There are marine organisms that are able to detect the natural geomagnetic field for navigational purposes (such as whales, turtles, and fish) and others (mainly fishes as sharks and rays) that can also respond to the biological electric fields emitted by all organisms. This enables them to find prey, mates and possible potential predators. One concern is that when more anthropogenic sources of magnetic and electric fields are present in the marine environment there is a potential that those organisms will be affected.
The aim of this study was to provide an up to date knowledge base concerning environmental effects in the marine environm ent due to EMF and underwater cables from wave power farms and off shore wind power farms. A better knowledge base will aid permit processes, contacts with authorities, the general public and other stakeholders. The aim was also to identify potential ongoing R&D projects and practical studies, summarise gaps in knowledge and provide recommendations on potential future actions that can be taken to fill these.
Within the study, modelling of the magnetic field was performed for five different AC power cables (10 – 145 kV, 100 – 500 A), as well as induced electric fields. The modelling results showed that:
- The maximum strength of the magnetic field produced by the cable is from 2 – 35 μT, depending on the cable setup and current load.
- The magnetic fields produced by the generating units (wave energy converters) are negligible compared to the fields from the cables. An induced electric field of 0.3 – 4 mV/m depending on cable setup and current load will be generated by an AC cable.
- The field strengths decrease rapidly with the distance from the cable. For example, a maximum of 35 μT immediately above the cable will be reduced to 2.2 μ T at a distance of 2 meters from the cable.

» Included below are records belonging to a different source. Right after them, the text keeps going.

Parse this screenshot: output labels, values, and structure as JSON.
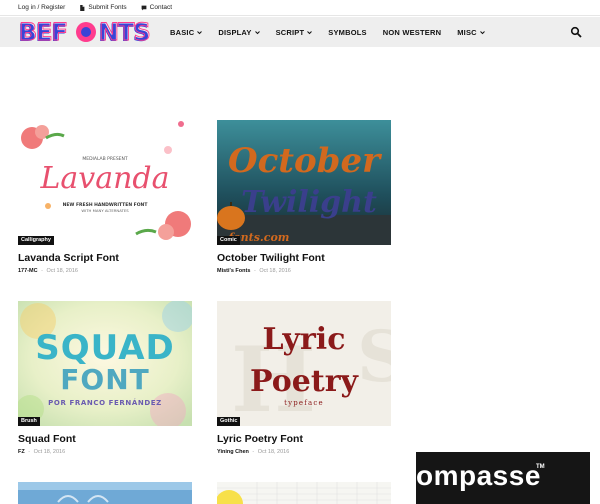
{
  "topbar": {
    "login": "Log in / Register",
    "submit": "Submit Fonts",
    "contact": "Contact"
  },
  "logo": {
    "text": "BEFONTS"
  },
  "nav": {
    "items": [
      {
        "label": "BASIC",
        "dropdown": true
      },
      {
        "label": "DISPLAY",
        "dropdown": true
      },
      {
        "label": "SCRIPT",
        "dropdown": true
      },
      {
        "label": "SYMBOLS",
        "dropdown": false
      },
      {
        "label": "NON WESTERN",
        "dropdown": false
      },
      {
        "label": "MISC",
        "dropdown": true
      }
    ]
  },
  "cards": [
    {
      "title": "Lavanda Script Font",
      "category": "Calligraphy",
      "author": "177-MC",
      "date": "Oct 18, 2016",
      "thumb": {
        "kicker": "MEDIALAB PRESENT",
        "name": "Lavanda",
        "line1": "NEW FRESH HANDWRITTEN FONT",
        "line2": "WITH MANY ALTERNATES"
      }
    },
    {
      "title": "October Twilight Font",
      "category": "Comic",
      "author": "Misti's Fonts",
      "date": "Oct 18, 2016",
      "thumb": {
        "word1": "October",
        "word2": "Twilight",
        "watermark": "fonts.com"
      }
    },
    {
      "title": "Squad Font",
      "category": "Brush",
      "author": "FZ",
      "date": "Oct 18, 2016",
      "thumb": {
        "word1": "SQUAD",
        "word2": "FONT",
        "byline": "POR FRANCO FERNÁNDEZ"
      }
    },
    {
      "title": "Lyric Poetry Font",
      "category": "Gothic",
      "author": "Yining Chen",
      "date": "Oct 18, 2016",
      "thumb": {
        "word1": "Lyric",
        "word2": "Poetry",
        "sub": "typeface"
      }
    }
  ],
  "ad": {
    "text": "ompasse",
    "tm": "TM"
  },
  "colors": {
    "navbar_bg": "#eeeeee",
    "tag_bg": "#111111",
    "october_title": "#d2691e",
    "lyric_red": "#8b1a1a",
    "squad_teal": "#3ab4c8"
  }
}
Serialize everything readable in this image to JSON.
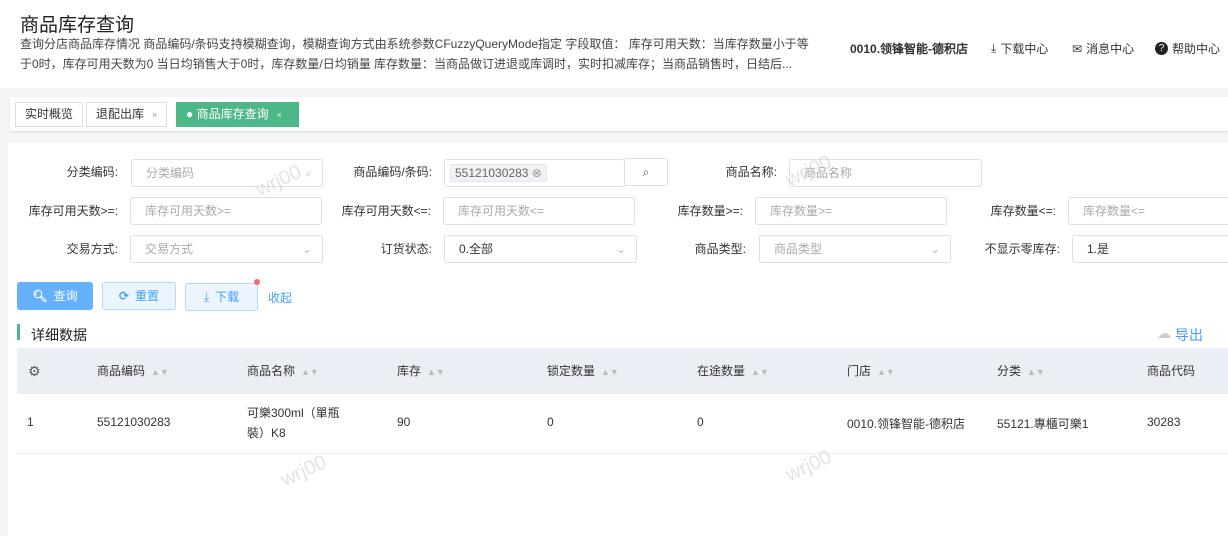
{
  "header": {
    "title": "商品库存查询",
    "description": "查询分店商品库存情况 商品编码/条码支持模糊查询，模糊查询方式由系统参数CFuzzyQueryMode指定 字段取值： 库存可用天数：当库存数量小于等于0时，库存可用天数为0 当日均销售大于0时，库存数量/日均销量 库存数量：当商品做订进退或库调时，实时扣减库存；当商品销售时，日结后...",
    "store": "0010.领锋智能-德积店",
    "download_center": "下载中心",
    "message_center": "消息中心",
    "help_center": "帮助中心"
  },
  "tabs": [
    {
      "label": "实时概览"
    },
    {
      "label": "退配出库",
      "close": "×"
    },
    {
      "label": "商品库存查询",
      "close": "×"
    }
  ],
  "filters": {
    "category_label": "分类编码:",
    "category_placeholder": "分类编码",
    "code_label": "商品编码/条码:",
    "code_tag": "55121030283",
    "name_label": "商品名称:",
    "name_placeholder": "商品名称",
    "days_ge_label": "库存可用天数>=:",
    "days_ge_placeholder": "库存可用天数>=",
    "days_le_label": "库存可用天数<=:",
    "days_le_placeholder": "库存可用天数<=",
    "qty_ge_label": "库存数量>=:",
    "qty_ge_placeholder": "库存数量>=",
    "qty_le_label": "库存数量<=:",
    "qty_le_placeholder": "库存数量<=",
    "trade_label": "交易方式:",
    "trade_placeholder": "交易方式",
    "order_label": "订货状态:",
    "order_value": "0.全部",
    "type_label": "商品类型:",
    "type_placeholder": "商品类型",
    "zero_label": "不显示零库存:",
    "zero_value": "1.是"
  },
  "actions": {
    "query": "查询",
    "reset": "重置",
    "download": "下载",
    "collapse": "收起"
  },
  "section": {
    "title": "详细数据",
    "export": "导出"
  },
  "table": {
    "columns": [
      "商品编码",
      "商品名称",
      "库存",
      "锁定数量",
      "在途数量",
      "门店",
      "分类",
      "商品代码"
    ],
    "rows": [
      [
        "1",
        "55121030283",
        "可樂300ml（單瓶裝）K8",
        "90",
        "0",
        "0",
        "0010.领锋智能-德积店",
        "55121.專櫃可樂1",
        "30283"
      ]
    ]
  },
  "watermark": "wrj00",
  "colors": {
    "accent": "#4db887",
    "primary": "#3a8ee6"
  }
}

The main conclusion of the literature study was that the current amount of information on the subject is very limited. Still, no research results were found that suggested that present sub-sea power cables posed as a threat to marine environment due to EMF. Although limited amounts of research have been conducted within the field a few other important conclusions can be drawn.
- Electric and magnetic fields within the magnitude of what is to be expected from marine renewable energy lies within the detection range for some electroreceptive marine organisms and within the assumed detection range for magnetoreceptive marine organisms.
- Behavioural effects have been shown in experiments both for species that use the magnetic field for navigational purposes (eel) and for species using electric fields for detecting prey (elasmobranchs). However the noticed effects have been considered to be small or the results have not been possible to use for evaluation of potential negative or positive environmental impacts.
- Comparing the thresholds identified in the literature study with the modelling results shows that magneto- and electro-receptive species may encounter detectable EM fields emitted by a power transmission cable in a range of a up to a few hundred meters, depending on the species and the cable characteristics.
- Within the project no research results were found that suggested that present sub-sea power cables posed as a threat to marine environment due to EMF.
- There is no information available from research on effects on marine mammals, and also no information suggesting that EMF from marine installations is an issue.
- There is not a sufficient amount of informat ion to evaluate differences between AC and DC transmission regarding environmental effects from EMF.
- There are currently studies undertaken in the U.S., aiming to identify detection thresholds for a number of species from alternating (AC) fields.
In environmental impact assessment and consen t processes, EMF-related impacts are treated differently in different countries in Northern Europe. While the environmental authorities in the U.K. and the Netherlands in many cases demand both analysis of potential impacts and monitoring programs dur ing the operation phase, countries like Germany and Norway consider the EMF-related impacts to be negligible. This gives another indication that the mechanisms and impacts of electric and magnetic fields are not fully understood.
Based on the results in this study the main strategy within Vattenfall for EMF and sub sea installations is suggested to be to follow research performed externally within the field, and follow the development on what authorities and interest groups find important regarding EMF impacts. When an environmental statement fo r a planned wave or energy project is prepared, EMF should be properly analysed but the findings of this study does not motivate for Vattenfall to conduct further research, field surveys or studies on the subject.